Black and white photography or Monochrome photography Per Wikipedia:
Monochrome photography is photography where the image produced has a single hue, rather than recording the colors of the object that was photographed. It includes all forms of black-and-white photography, which produce images containing tones of grey ranging from black to white. Most modern black-and-white films, called panchromatic films, record the entire visible spectrum. Some films are orthochromatic, recording visible light wavelengths shorter than 590 nanometres.
Black-and-white photography is considered more subtle and interpretive, and less realistic than color photography. Monochrome images are not direct renditions of their subjects, but are abstractions from reality, representing colors in shades of grey. In computer terms, this is often called greyscale.
Now that we have the definition of what it is we can do it. Or can we? Most of the newer Point and Shoot digital cameras come with an option to photograph in black and white or in color. Of course if you donâ€™t use the option to photograph in B/W and do all your photography in color you can convert it using software.
These days most use Adobe Photoshop to covert color to black and white. There are many other software options like <a rel="nofollow" href="http://www.corel.com/corel/category.jsp?cat=cat20138&rootCat=cat3610089">Corel Paintshop Pro X4</a>Corel Paintshop Pro X4 or the free <a rel="nofollow" href="http://www.gimp.org/downloads/">GIMP</a>. In Photoshop you can covert color to black and white by using Image-Adjustments-Desaturation. This gives you a grey scale version of the color photo.
Also in Photoshop, as well as other graphics programs that can use Filters/Plugins, you can convert to Monochrome/Black and White by using an independent manufactured Filter/Plugin such as Topazâ€™s <a rel="nofollow" href="http://www.topazlabs.com/products.html">Black and White Effects</a> filter/plugin or The PluginSiteâ€™s <a rel="nofollow" href="http://www.thepluginsite.com/products/photowiz/index.htm">Black and White Styler</a> filter/plugin. There are others but these two and the built in Photoshop filter are the only ones I have used personally.
You can also use black and white with color by combining two of the same photo; one in color the other in black and white. You layer them and brush out the area you want to show as either color or black and white. Doing this you can create a unique print of your own photo.
Iâ€™ve done that before where I would convert a photo to black and white then erase the flower to show the colored flower beneath the black and white layer. You then combine both layers; copy the resulting layer, delete the merge layer and paste the newly created layer back as a new layer within the layers of your work. I usually create a totally new file with the newly created photo so that I have it separate from the original photo and work done on it.

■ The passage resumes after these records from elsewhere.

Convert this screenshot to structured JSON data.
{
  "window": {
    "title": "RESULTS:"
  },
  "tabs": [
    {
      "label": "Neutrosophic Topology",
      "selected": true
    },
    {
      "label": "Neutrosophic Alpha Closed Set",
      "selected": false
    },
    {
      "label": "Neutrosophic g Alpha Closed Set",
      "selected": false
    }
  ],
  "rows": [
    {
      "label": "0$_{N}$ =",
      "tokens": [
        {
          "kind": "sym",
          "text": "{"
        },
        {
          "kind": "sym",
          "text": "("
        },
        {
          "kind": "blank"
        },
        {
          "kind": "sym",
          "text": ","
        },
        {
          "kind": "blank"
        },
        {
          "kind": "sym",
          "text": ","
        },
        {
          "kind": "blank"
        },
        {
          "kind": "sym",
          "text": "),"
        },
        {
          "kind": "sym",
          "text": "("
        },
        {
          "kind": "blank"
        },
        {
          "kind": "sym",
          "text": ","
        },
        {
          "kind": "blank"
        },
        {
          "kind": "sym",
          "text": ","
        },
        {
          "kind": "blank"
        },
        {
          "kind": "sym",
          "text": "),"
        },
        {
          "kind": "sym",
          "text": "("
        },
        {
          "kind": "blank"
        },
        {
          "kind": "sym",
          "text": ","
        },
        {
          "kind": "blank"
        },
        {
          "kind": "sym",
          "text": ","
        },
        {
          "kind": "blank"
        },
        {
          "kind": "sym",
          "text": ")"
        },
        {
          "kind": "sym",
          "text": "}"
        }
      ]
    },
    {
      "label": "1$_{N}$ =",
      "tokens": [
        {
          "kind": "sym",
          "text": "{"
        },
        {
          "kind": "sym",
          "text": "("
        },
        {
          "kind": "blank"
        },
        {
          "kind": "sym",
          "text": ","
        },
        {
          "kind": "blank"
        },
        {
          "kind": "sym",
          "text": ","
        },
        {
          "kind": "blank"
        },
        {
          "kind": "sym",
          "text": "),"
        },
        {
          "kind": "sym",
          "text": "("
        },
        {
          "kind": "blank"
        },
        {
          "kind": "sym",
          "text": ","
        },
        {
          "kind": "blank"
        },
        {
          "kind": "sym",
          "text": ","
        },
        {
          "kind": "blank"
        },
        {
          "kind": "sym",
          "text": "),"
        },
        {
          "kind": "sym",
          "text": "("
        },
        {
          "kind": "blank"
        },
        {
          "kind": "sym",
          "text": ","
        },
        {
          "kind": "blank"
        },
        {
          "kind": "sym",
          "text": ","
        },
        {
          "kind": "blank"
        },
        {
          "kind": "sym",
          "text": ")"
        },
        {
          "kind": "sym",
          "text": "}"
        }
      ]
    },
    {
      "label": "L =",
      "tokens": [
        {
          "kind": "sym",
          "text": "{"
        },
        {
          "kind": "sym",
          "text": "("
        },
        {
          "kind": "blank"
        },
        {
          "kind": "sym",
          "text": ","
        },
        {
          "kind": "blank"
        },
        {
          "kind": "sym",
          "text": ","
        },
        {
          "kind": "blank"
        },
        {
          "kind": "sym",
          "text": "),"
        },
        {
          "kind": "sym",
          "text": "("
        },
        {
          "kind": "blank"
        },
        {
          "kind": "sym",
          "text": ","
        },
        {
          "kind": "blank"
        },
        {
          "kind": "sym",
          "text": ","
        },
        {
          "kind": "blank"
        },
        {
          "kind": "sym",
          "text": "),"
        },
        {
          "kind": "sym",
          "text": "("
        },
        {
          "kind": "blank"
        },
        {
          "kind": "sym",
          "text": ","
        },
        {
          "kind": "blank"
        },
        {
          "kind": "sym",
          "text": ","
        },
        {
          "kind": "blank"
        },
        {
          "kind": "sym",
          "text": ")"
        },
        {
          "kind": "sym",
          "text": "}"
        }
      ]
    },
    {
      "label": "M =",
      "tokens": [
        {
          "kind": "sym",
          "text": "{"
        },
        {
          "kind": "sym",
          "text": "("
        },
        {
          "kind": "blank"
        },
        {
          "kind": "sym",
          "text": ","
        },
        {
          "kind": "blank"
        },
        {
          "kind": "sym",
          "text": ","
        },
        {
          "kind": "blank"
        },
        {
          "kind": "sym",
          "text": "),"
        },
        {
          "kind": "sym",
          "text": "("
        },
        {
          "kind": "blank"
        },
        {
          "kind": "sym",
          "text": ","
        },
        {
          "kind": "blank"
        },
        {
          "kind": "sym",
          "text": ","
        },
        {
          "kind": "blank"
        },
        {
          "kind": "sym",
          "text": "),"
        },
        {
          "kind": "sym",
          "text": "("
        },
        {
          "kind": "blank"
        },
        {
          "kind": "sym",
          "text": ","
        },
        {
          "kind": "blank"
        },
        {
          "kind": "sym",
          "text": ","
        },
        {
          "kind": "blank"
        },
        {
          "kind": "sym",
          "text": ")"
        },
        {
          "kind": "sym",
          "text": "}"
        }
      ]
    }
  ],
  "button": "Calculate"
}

I remember when so many were saying that black and white photography was dead that few would ever use it again if at all. Black and white photography has a place still. For example you might like to see the work of a Gather member who does B/W photography almost exclusively. Arleen Hodge has some great work posted here on Gather to see her work click <a rel="nofollow" href="http://www.gather.com/viewAlbumsByMember.action?memberId=849412">here</a>.
With black and white or monochrome photography you have to know composition very well or your photos will not look like Arleenâ€™s do. She knows how to compose her shots so that the dramatic aspects of the scene capture your eye and mind. The shot can be a fairly simple looking shot but convey meaning that if done in color just does not have the impact that black and white can have.
I learned photography using black and white. For one thing I was married, not a lot of money so the cheapest way to go then was B/W. In the years after I started doing photography I was able to purchase a cheap enlarger, the tanks to develop the film in as well as the chemicals and trays to do the developing of the prints. I spent lots of nights in my darkroom which was in the bathroom. You need a very dark place to work, the red lights to keep from damaging the paper as you are exposing it with the enlarger so our bathroom was where I set up my darkroom. Of course this meant I did all of my work after everyone else had gone to bed.
I use black and white conversion for most of my portraiture because with color the eye is distracted by the color. With black and white (monochrome) the eye sees the subject so to speak in a new light; actually without color you see the composition much better. It can be stark, dramatic or suggest a quiet peaceful scene and the eye sees more detail on average with the black and white image that is over looked with color.
Personally I think everyone should learn to shoot in black and white before they are allowed to use color if they want to become a photographer. I know the classes I took in college in photography we never used color at all. But then those were just beginning classes in photography and I never took the more advanced classes in the photography school. I was working on a degree to be an art teacher so I needed classes in all the different areas of art, art history and I elected to take more classes than I really needed just because I enjoyed learning.
Try black and white (monochrome) photography you might find you like it and if not you have not lost but actually gained by trying it. I shoot in color but as I said convert to black and white when I feel the subject is strong enough to use it as a B/W print. You will find that as I stated using black and white you have to work on your composition which will help with your color photography as well.
If you try it let me know how you liked it and if you post any shots in B/W let me know so I can see them.